(Dataset rows describing interfaces)
------------------------------------

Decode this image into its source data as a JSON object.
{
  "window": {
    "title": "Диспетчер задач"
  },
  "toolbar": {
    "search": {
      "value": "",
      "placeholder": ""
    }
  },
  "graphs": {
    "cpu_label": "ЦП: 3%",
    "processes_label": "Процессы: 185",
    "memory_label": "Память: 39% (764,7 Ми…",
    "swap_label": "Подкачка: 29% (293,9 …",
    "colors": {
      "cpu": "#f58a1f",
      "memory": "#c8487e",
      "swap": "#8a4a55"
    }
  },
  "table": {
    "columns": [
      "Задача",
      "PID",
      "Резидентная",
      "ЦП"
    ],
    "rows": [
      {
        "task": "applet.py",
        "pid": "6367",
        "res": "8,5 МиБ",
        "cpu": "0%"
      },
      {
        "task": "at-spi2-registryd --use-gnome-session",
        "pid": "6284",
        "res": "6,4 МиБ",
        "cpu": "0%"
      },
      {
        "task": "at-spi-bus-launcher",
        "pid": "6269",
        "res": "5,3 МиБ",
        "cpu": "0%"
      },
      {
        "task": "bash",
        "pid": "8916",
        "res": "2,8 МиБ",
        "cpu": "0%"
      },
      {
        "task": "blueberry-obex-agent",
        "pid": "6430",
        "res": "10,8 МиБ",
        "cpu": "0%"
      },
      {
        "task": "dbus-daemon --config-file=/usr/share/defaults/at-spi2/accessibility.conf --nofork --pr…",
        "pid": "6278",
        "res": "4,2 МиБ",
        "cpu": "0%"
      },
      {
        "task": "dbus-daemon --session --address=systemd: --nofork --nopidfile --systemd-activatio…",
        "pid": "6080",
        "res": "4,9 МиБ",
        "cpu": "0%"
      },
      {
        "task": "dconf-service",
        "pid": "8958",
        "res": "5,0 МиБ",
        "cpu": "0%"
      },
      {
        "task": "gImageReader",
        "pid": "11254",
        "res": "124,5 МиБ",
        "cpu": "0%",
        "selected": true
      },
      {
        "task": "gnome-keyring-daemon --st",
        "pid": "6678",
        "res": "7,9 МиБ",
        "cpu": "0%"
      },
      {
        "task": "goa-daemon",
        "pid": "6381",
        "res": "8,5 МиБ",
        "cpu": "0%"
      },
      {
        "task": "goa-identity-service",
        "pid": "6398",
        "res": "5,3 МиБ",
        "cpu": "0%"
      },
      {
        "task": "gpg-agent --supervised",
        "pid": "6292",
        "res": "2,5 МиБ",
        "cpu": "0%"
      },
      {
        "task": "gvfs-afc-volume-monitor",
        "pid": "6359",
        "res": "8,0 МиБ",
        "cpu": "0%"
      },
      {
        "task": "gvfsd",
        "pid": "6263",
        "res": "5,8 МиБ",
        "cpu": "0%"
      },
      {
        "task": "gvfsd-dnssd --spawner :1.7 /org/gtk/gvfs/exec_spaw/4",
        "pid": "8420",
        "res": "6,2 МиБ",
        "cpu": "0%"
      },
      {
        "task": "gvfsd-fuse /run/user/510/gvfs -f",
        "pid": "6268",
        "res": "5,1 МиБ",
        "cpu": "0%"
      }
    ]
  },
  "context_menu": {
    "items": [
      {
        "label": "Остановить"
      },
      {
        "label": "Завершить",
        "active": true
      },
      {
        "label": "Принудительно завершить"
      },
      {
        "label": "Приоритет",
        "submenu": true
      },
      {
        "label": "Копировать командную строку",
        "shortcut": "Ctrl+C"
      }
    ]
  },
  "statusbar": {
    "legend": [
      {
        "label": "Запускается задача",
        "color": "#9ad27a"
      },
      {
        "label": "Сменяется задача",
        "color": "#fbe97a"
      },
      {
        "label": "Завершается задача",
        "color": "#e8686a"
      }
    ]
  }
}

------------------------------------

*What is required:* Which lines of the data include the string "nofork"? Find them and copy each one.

*Task output:*
        "task": "dbus-daemon --config-file=/usr/share/defaults/at-spi2/accessibility.conf --nofork --pr…",
        "task": "dbus-daemon --session --address=systemd: --nofork --nopidfile --systemd-activatio…",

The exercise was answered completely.